§ **About this task**: Pick every line from the data below that contains the string "everywhere" and copy it.

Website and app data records
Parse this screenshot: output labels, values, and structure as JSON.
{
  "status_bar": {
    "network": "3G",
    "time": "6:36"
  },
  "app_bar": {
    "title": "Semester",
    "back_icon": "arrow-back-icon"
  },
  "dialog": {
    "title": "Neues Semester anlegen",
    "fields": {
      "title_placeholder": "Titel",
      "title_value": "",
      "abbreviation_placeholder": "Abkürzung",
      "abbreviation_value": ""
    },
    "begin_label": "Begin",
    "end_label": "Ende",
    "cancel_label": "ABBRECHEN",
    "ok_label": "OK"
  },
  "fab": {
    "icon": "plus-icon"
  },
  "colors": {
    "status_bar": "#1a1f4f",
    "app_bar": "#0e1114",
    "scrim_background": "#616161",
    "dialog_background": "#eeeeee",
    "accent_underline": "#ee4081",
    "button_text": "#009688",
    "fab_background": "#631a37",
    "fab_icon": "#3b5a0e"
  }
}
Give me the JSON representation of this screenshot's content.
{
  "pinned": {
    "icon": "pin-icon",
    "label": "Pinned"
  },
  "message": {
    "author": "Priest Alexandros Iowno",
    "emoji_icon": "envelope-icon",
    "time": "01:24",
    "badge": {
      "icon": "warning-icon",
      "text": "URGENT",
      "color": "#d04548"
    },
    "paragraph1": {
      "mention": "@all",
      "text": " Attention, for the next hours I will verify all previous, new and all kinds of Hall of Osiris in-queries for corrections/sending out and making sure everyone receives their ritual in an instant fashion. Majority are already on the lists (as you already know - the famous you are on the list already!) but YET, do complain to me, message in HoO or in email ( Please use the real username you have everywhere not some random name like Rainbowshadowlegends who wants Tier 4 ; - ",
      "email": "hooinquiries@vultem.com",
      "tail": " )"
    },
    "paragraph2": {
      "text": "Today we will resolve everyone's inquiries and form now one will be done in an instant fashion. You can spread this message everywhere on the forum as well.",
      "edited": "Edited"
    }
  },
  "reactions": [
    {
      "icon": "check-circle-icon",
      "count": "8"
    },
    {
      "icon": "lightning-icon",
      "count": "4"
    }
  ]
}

§ **Problem solution**:
      "text": " Attention, for the next hours I will verify all previous, new and all kinds of Hall of Osiris in-queries for corrections/sending out and making sure everyone receives their ritual in an instant fashion. Majority are already on the lists (as you already know - the famous you are on the list already!) but YET, do complain to me, message in HoO or in email ( Please use the real username you have everywhere not some random name like Rainbowshadowlegends who wants Tier 4 ; - ",
      "text": "Today we will resolve everyone's inquiries and form now one will be done in an instant fashion. You can spread this message everywhere on the forum as well.",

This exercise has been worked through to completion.